Tatum is desperately trying to get in a rhythm. After these shots, he was 1-6 from the field and 0-4 from deep on the game. While getting him in a rhythm is crucial, the C’s have to do it in an effective way. There was no plan here to get him an open look. The ball didn’t touch the paint once, there was no drive-and-kick (which has been their bread and butter on offense this year), and Tatum ended up getting two bad looks.
With their lack of a true big man, the Nets love to load the paint with as many guys as possible. This definitely made it harder for the C’s to get looks at the basket, but that should not have deterred them from trying. Instead of attempting to go through contact, the Celtics constantly choose to reset the offense. This gave Brooklyn time to adjust, therefore decreasing Boston’s chances on that end.
Udoka also touched on this concept as a whole. He mentioned how important it is to make quick decisions and not let the offense get stagnant throughout the game.
“I mean, ball and body movement is what we stressed today. If you get stagnant, isolation-heavy against this team, they load up and that’s when they’re really good... I talked about quick decisions and that’s not holding the ball and I felt a lot of times we backed it out and held it and they loaded up and so we got a little stagnant.”
Despite their offensive firepower, the Nets are actually one of the better defensive teams in the league this year. Right now, they rank sixth in the NBA in defensive rating at 104.7, and ninth in opponent’s points per game at 104.9. It was certainly an uphill battle for the Celtics, but they clearly took the wrong approach.
There’s also the issue of reinserting Jaylen Brown back into the rotation. As great as Brown has been this year, Boston had just begun to find its rhythm on offense before he came back. Having Dennis Schroder in the starting lineup seemed to really give them a much-needed boost. When Schroder starts this year, the Celtics are 7-4. When he comes off the bench, they are 3-5.

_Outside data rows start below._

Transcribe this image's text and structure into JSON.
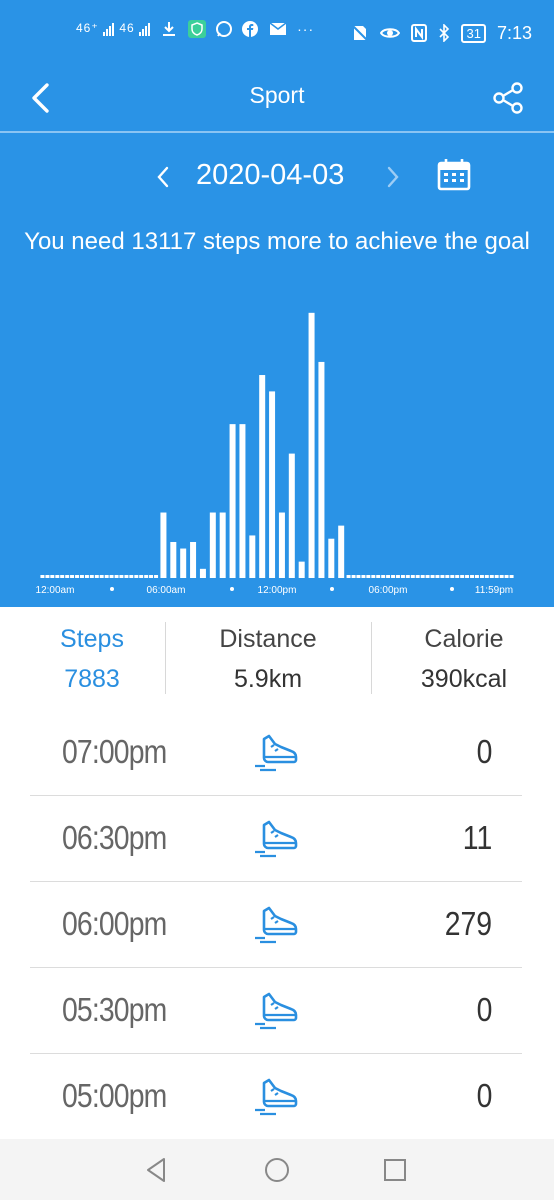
{
  "status_bar": {
    "network_left": "46⁺",
    "network_right": "46",
    "time": "7:13",
    "battery": "31"
  },
  "app_bar": {
    "title": "Sport",
    "back_icon": "chevron-left-icon",
    "share_icon": "share-icon"
  },
  "date_nav": {
    "date": "2020-04-03",
    "prev_icon": "chevron-left-icon",
    "next_icon": "chevron-right-icon",
    "calendar_icon": "calendar-icon"
  },
  "goal_message": "You need 13117 steps more to achieve the goal",
  "chart_data": {
    "type": "bar",
    "x_tick_labels": [
      "12:00am",
      "06:00am",
      "12:00pm",
      "06:00pm",
      "11:59pm"
    ],
    "categories": [
      "00:00",
      "00:30",
      "01:00",
      "01:30",
      "02:00",
      "02:30",
      "03:00",
      "03:30",
      "04:00",
      "04:30",
      "05:00",
      "05:30",
      "06:00",
      "06:30",
      "07:00",
      "07:30",
      "08:00",
      "08:30",
      "09:00",
      "09:30",
      "10:00",
      "10:30",
      "11:00",
      "11:30",
      "12:00",
      "12:30",
      "13:00",
      "13:30",
      "14:00",
      "14:30",
      "15:00",
      "15:30",
      "16:00",
      "16:30",
      "17:00",
      "17:30",
      "18:00",
      "18:30",
      "19:00",
      "19:30",
      "20:00",
      "20:30",
      "21:00",
      "21:30",
      "22:00",
      "22:30",
      "23:00",
      "23:30"
    ],
    "values": [
      0,
      0,
      0,
      0,
      0,
      0,
      0,
      0,
      0,
      0,
      0,
      0,
      100,
      55,
      45,
      55,
      14,
      100,
      100,
      235,
      235,
      65,
      310,
      285,
      100,
      190,
      25,
      405,
      330,
      60,
      80,
      0,
      0,
      0,
      0,
      0,
      0,
      0,
      0,
      0,
      0,
      0,
      0,
      0,
      0,
      0,
      0,
      0
    ],
    "ylim": [
      0,
      420
    ],
    "grid": false,
    "bar_color": "#ffffff"
  },
  "stats": {
    "steps": {
      "label": "Steps",
      "value": "7883"
    },
    "distance": {
      "label": "Distance",
      "value": "5.9km"
    },
    "calorie": {
      "label": "Calorie",
      "value": "390kcal"
    }
  },
  "entries": [
    {
      "time": "07:00pm",
      "count": "0"
    },
    {
      "time": "06:30pm",
      "count": "11"
    },
    {
      "time": "06:00pm",
      "count": "279"
    },
    {
      "time": "05:30pm",
      "count": "0"
    },
    {
      "time": "05:00pm",
      "count": "0"
    }
  ],
  "colors": {
    "primary": "#2a93e6",
    "active_text": "#2a8fe0"
  }
}
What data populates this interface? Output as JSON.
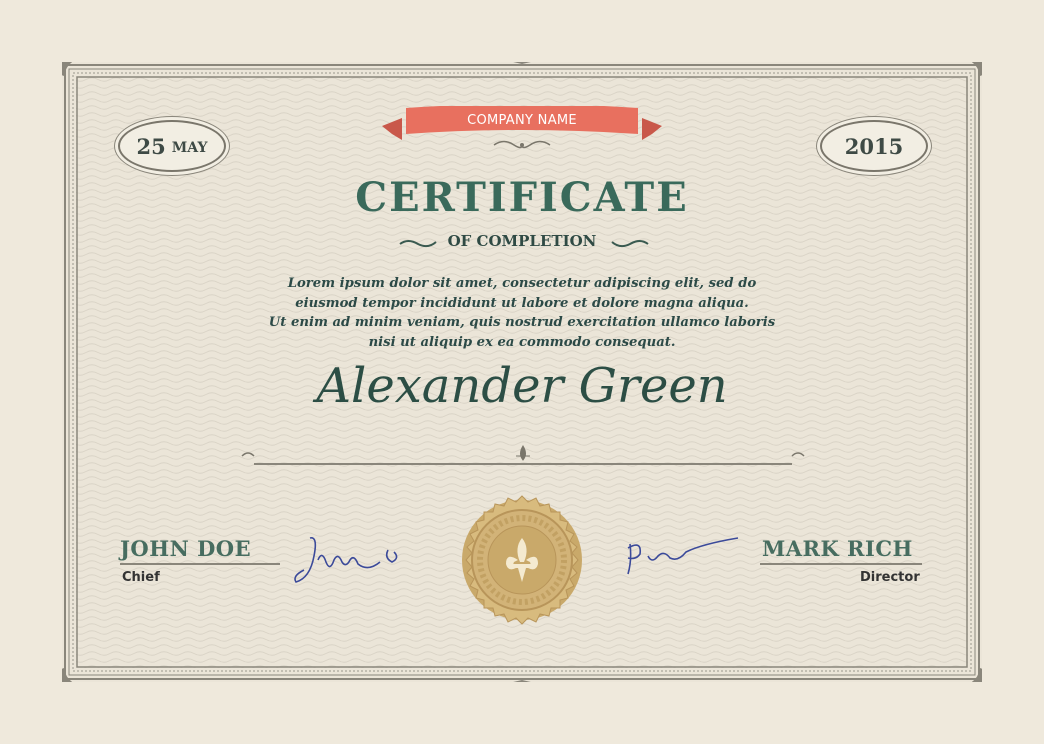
{
  "certificate": {
    "date": {
      "day": "25",
      "month": "MAY",
      "year": "2015"
    },
    "company_name": "COMPANY NAME",
    "title": "CERTIFICATE",
    "subtitle": "OF COMPLETION",
    "body_lines": [
      "Lorem ipsum dolor sit amet, consectetur adipiscing elit, sed do",
      "eiusmod tempor incididunt ut labore et dolore magna aliqua.",
      "Ut enim ad minim veniam, quis nostrud exercitation ullamco laboris",
      "nisi ut aliquip ex ea commodo consequat."
    ],
    "recipient": "Alexander Green",
    "signatories": {
      "left": {
        "name": "JOHN DOE",
        "role": "Chief"
      },
      "right": {
        "name": "MARK RICH",
        "role": "Director"
      }
    },
    "seal_icon": "fleur-de-lis-icon",
    "colors": {
      "background": "#efe9dc",
      "frame": "#8a867b",
      "ribbon": "#e8705f",
      "title": "#3a6a5b",
      "text": "#2c4a47",
      "seal": "#c9a96a",
      "signature_ink": "#3b4a9a"
    }
  }
}
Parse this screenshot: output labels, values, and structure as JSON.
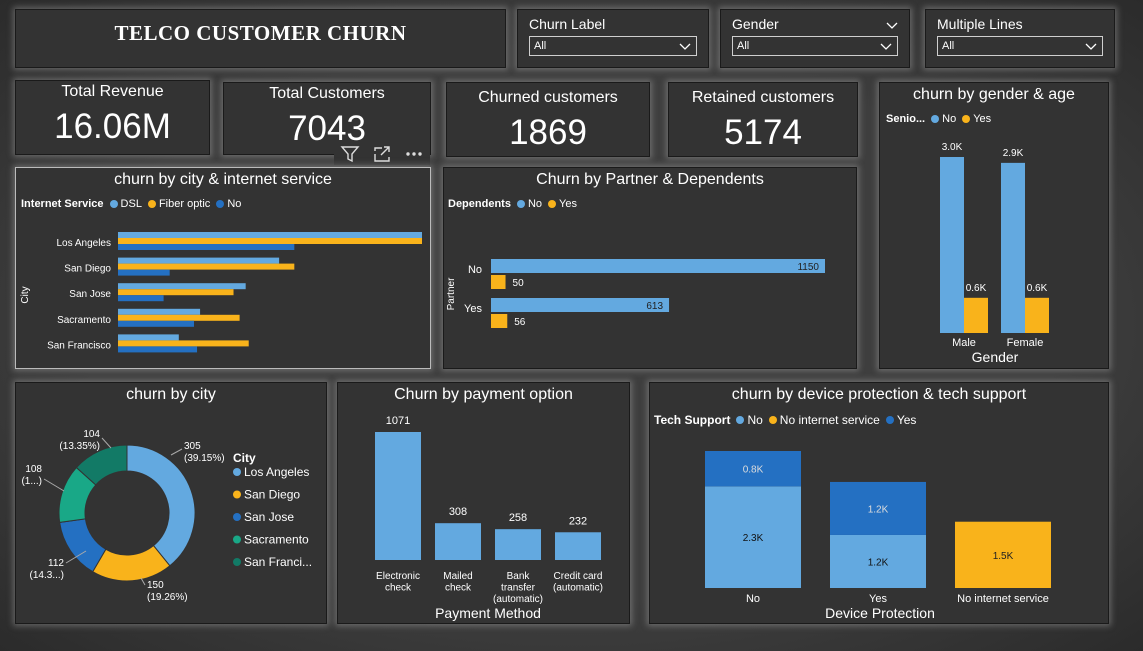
{
  "header": {
    "title": "TELCO CUSTOMER CHURN"
  },
  "slicers": [
    {
      "label": "Churn Label",
      "value": "All"
    },
    {
      "label": "Gender",
      "value": "All"
    },
    {
      "label": "Multiple Lines",
      "value": "All"
    }
  ],
  "kpis": [
    {
      "label": "Total Revenue",
      "value": "16.06M"
    },
    {
      "label": "Total Customers",
      "value": "7043"
    },
    {
      "label": "Churned customers",
      "value": "1869"
    },
    {
      "label": "Retained customers",
      "value": "5174"
    }
  ],
  "colors": {
    "light_blue": "#63a9e0",
    "yellow": "#f9b31b",
    "dark_blue": "#2470c2",
    "teal": "#19a887",
    "dark_teal": "#127a66"
  },
  "city_internet": {
    "title": "churn by city & internet service",
    "legend_title": "Internet Service",
    "legend": [
      "DSL",
      "Fiber optic",
      "No"
    ],
    "ylabel": "City",
    "cities": [
      "Los Angeles",
      "San Diego",
      "San Jose",
      "Sacramento",
      "San Francisco"
    ],
    "series": [
      {
        "name": "DSL",
        "values": [
          100,
          53,
          42,
          27,
          20
        ]
      },
      {
        "name": "Fiber optic",
        "values": [
          100,
          58,
          38,
          40,
          43
        ]
      },
      {
        "name": "No",
        "values": [
          58,
          17,
          15,
          25,
          26
        ]
      }
    ]
  },
  "partner": {
    "title": "Churn by Partner & Dependents",
    "legend_title": "Dependents",
    "legend": [
      "No",
      "Yes"
    ],
    "ylabel": "Partner",
    "categories": [
      "No",
      "Yes"
    ],
    "series": [
      {
        "name": "No",
        "values": [
          1150,
          613
        ]
      },
      {
        "name": "Yes",
        "values": [
          50,
          56
        ]
      }
    ]
  },
  "gender_age": {
    "title": "churn by gender & age",
    "legend_title": "Senio...",
    "legend": [
      "No",
      "Yes"
    ],
    "xlabel": "Gender",
    "categories": [
      "Male",
      "Female"
    ],
    "series": [
      {
        "name": "No",
        "values": [
          3.0,
          2.9
        ],
        "labels": [
          "3.0K",
          "2.9K"
        ]
      },
      {
        "name": "Yes",
        "values": [
          0.6,
          0.6
        ],
        "labels": [
          "0.6K",
          "0.6K"
        ]
      }
    ]
  },
  "churn_city": {
    "title": "churn by city",
    "legend_title": "City",
    "legend": [
      "Los Angeles",
      "San Diego",
      "San Jose",
      "Sacramento",
      "San Franci..."
    ],
    "values": [
      305,
      150,
      112,
      108,
      104
    ],
    "labels": [
      [
        "305",
        "(39.15%)"
      ],
      [
        "150",
        "(19.26%)"
      ],
      [
        "112",
        "(14.3...)"
      ],
      [
        "108",
        "(1...)"
      ],
      [
        "104",
        "(13.35%)"
      ]
    ]
  },
  "payment": {
    "title": "Churn by payment option",
    "xlabel": "Payment Method",
    "categories": [
      [
        "Electronic",
        "check"
      ],
      [
        "Mailed",
        "check"
      ],
      [
        "Bank",
        "transfer",
        "(automatic)"
      ],
      [
        "Credit card",
        "(automatic)"
      ]
    ],
    "values": [
      1071,
      308,
      258,
      232
    ],
    "labels": [
      "1071",
      "308",
      "258",
      "232"
    ]
  },
  "device": {
    "title": "churn by device protection & tech support",
    "legend_title": "Tech Support",
    "legend": [
      "No",
      "No internet service",
      "Yes"
    ],
    "xlabel": "Device Protection",
    "categories": [
      "No",
      "Yes",
      "No internet service"
    ],
    "series": [
      {
        "name": "No",
        "values": [
          2.3,
          1.2,
          0
        ],
        "labels": [
          "2.3K",
          "1.2K",
          ""
        ]
      },
      {
        "name": "No internet service",
        "values": [
          0,
          0,
          1.5
        ],
        "labels": [
          "",
          "",
          "1.5K"
        ]
      },
      {
        "name": "Yes",
        "values": [
          0.8,
          1.2,
          0
        ],
        "labels": [
          "0.8K",
          "1.2K",
          ""
        ]
      }
    ]
  }
}
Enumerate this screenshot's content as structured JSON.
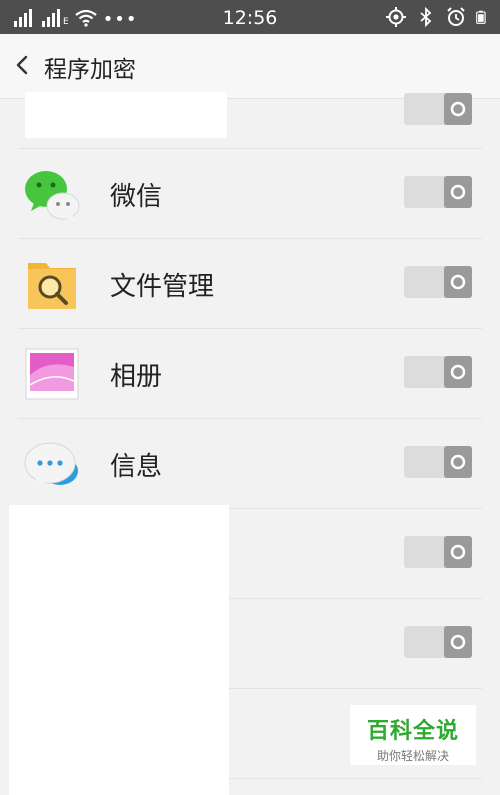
{
  "status_bar": {
    "time": "12:56",
    "signal_label": "E",
    "more": "•••",
    "icons": [
      "signal-icon",
      "signal-icon",
      "wifi-icon",
      "location-icon",
      "bluetooth-icon",
      "alarm-icon",
      "battery-icon"
    ]
  },
  "header": {
    "title": "程序加密"
  },
  "apps": [
    {
      "label": "微信",
      "icon": "wechat-icon",
      "enabled": false
    },
    {
      "label": "文件管理",
      "icon": "file-manager-icon",
      "enabled": false
    },
    {
      "label": "相册",
      "icon": "gallery-icon",
      "enabled": false
    },
    {
      "label": "信息",
      "icon": "messages-icon",
      "enabled": false
    }
  ],
  "watermark": {
    "main": "百科全说",
    "sub": "助你轻松解决"
  },
  "colors": {
    "status_bar": "#4e4e4e",
    "background": "#f2f2f2",
    "toggle_off": "#dddddd",
    "watermark_green": "#2eaa2e"
  }
}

Maybe it’s time to test out new starting lineups so Brown and Schroder can start together. However, that would require Udoka to either abandon the double-dig lineup or bring Marcus Smart off the bench. (The latter is highly unlikely). Both players have been crucial to Boston’s success this season, so something needs to be ironed out in that regard, and it could just be as simple as ensuring that Schroder runs with the starters more.
Regardless, the Celtics need to relocate the offensive prowess they showed glimpses of just a few games ago. As of now, it seems as though they are regressing back to the early-season offense that saw them get out to a 2-5 start to the season. That’s a recipe for disaster and something that must be corrected immediately.